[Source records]
<<<<
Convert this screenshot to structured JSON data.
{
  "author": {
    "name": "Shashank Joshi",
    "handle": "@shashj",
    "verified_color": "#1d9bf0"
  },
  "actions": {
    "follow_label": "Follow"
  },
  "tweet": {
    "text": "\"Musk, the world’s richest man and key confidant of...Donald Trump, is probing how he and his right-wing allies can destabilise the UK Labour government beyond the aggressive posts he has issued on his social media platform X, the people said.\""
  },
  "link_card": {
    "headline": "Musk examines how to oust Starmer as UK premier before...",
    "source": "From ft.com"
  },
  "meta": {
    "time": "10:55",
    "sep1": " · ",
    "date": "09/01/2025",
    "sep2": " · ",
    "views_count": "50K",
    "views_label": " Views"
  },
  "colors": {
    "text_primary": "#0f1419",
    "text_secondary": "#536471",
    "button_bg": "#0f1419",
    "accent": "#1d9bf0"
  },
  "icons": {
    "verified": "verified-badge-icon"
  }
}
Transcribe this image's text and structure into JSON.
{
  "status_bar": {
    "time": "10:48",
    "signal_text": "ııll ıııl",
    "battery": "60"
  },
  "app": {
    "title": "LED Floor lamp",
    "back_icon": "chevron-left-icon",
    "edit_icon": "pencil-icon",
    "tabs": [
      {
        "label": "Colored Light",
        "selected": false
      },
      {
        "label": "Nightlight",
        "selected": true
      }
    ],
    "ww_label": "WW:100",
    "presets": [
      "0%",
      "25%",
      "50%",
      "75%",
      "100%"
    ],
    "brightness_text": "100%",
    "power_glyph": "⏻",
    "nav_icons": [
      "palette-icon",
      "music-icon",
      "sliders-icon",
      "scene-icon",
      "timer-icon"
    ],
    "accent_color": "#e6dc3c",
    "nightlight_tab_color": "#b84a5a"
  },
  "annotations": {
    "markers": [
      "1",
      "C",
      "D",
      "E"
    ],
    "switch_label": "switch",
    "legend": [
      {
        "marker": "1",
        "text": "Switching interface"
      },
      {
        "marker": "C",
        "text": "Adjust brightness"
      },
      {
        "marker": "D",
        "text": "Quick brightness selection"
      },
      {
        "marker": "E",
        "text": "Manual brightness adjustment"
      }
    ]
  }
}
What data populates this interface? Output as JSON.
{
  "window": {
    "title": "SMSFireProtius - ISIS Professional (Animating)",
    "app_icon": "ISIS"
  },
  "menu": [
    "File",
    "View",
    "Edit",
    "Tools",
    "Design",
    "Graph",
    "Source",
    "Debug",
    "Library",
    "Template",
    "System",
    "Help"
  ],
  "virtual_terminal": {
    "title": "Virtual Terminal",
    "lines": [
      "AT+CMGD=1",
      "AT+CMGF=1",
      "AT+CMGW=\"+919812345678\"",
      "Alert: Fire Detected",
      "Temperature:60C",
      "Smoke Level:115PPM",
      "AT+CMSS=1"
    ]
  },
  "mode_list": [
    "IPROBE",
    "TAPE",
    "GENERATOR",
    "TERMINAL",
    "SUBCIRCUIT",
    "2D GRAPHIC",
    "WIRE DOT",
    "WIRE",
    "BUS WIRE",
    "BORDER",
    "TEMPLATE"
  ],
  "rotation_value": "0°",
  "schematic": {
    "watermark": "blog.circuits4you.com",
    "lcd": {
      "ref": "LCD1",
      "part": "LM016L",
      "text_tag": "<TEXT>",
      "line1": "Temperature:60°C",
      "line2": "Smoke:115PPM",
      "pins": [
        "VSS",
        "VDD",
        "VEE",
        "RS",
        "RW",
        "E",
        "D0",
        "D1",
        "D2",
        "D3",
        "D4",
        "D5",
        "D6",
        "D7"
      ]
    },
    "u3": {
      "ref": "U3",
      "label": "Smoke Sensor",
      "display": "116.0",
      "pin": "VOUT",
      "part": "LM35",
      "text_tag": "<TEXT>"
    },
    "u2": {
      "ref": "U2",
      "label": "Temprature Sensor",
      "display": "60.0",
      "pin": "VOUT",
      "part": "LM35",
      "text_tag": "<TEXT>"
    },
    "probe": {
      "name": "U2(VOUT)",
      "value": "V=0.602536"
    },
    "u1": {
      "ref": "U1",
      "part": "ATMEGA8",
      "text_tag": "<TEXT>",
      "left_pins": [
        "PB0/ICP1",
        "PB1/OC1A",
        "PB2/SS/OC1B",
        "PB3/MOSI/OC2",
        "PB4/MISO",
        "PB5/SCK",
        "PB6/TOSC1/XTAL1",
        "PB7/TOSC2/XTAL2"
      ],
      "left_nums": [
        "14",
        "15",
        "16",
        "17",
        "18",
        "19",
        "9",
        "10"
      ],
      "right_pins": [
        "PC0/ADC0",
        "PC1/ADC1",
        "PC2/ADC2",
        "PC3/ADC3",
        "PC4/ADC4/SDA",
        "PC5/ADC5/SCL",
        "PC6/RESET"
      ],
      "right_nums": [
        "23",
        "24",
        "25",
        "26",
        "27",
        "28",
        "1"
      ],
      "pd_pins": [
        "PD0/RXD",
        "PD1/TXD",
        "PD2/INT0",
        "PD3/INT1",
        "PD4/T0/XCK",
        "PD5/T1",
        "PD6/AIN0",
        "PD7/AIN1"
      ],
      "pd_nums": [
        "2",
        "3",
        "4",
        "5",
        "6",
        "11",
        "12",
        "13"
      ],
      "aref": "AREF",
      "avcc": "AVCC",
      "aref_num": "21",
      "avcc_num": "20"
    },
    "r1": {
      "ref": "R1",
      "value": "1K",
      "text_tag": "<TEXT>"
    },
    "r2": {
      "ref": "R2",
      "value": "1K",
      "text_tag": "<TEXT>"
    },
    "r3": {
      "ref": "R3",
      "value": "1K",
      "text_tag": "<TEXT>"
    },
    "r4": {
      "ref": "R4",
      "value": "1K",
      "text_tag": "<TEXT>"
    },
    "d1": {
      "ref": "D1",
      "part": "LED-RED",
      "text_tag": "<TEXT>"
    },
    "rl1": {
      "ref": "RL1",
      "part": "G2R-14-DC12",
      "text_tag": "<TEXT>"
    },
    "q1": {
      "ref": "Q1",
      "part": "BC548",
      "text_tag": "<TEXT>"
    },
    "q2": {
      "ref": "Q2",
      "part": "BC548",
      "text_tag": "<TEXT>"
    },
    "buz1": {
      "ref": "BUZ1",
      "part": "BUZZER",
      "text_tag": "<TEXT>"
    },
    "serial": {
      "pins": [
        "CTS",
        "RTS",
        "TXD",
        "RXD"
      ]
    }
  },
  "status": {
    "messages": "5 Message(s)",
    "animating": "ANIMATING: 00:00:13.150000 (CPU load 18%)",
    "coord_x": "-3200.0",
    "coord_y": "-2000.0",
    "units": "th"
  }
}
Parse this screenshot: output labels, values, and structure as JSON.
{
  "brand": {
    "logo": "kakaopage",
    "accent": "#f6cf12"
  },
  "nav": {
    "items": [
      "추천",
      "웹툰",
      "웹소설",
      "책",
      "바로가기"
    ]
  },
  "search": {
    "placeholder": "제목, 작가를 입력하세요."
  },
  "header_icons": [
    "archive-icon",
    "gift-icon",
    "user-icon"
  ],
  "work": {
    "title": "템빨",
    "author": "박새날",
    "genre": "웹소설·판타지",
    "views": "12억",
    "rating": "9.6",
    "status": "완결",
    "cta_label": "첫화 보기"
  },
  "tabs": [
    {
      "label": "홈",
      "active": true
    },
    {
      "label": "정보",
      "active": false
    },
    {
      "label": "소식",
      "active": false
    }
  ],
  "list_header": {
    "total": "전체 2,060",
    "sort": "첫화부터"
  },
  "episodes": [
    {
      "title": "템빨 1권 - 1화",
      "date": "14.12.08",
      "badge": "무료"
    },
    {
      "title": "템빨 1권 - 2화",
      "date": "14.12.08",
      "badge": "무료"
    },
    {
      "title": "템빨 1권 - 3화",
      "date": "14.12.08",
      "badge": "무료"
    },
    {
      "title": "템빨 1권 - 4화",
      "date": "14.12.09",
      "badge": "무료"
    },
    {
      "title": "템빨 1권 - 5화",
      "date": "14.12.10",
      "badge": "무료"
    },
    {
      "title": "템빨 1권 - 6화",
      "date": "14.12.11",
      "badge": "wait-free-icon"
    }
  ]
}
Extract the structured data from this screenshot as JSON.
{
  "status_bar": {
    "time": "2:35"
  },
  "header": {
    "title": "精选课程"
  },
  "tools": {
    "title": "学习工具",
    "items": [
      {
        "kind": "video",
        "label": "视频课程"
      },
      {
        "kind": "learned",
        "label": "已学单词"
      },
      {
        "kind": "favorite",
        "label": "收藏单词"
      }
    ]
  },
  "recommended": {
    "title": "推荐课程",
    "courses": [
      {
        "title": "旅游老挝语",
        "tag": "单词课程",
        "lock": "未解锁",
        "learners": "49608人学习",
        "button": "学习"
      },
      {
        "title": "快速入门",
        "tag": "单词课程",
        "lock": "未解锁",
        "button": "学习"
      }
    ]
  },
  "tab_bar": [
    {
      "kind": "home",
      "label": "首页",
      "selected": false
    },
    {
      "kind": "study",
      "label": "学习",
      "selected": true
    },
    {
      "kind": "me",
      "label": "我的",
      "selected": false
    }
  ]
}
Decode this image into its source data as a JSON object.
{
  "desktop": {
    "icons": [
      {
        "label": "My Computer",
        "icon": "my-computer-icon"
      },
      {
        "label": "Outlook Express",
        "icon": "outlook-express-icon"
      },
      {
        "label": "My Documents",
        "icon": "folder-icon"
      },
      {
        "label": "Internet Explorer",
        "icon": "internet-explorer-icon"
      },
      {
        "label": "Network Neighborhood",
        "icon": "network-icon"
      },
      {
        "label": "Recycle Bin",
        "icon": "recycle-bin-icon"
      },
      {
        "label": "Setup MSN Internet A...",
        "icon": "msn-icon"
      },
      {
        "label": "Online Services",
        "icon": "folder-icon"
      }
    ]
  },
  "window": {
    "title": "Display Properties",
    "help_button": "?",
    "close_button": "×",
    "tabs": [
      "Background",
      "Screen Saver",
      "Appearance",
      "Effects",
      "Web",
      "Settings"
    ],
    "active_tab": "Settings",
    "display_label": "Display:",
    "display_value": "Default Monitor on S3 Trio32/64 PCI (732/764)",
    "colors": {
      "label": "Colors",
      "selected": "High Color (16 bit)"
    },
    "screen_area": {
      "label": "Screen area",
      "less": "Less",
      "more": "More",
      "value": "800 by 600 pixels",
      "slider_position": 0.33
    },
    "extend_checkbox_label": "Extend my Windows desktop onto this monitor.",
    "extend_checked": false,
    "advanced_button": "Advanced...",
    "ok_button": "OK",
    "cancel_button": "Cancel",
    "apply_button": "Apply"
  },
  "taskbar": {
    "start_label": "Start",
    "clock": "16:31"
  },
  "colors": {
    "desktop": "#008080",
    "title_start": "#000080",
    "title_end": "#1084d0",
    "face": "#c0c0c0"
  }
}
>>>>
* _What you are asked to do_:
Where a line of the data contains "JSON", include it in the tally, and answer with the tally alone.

* _Solution for this exercise_:
6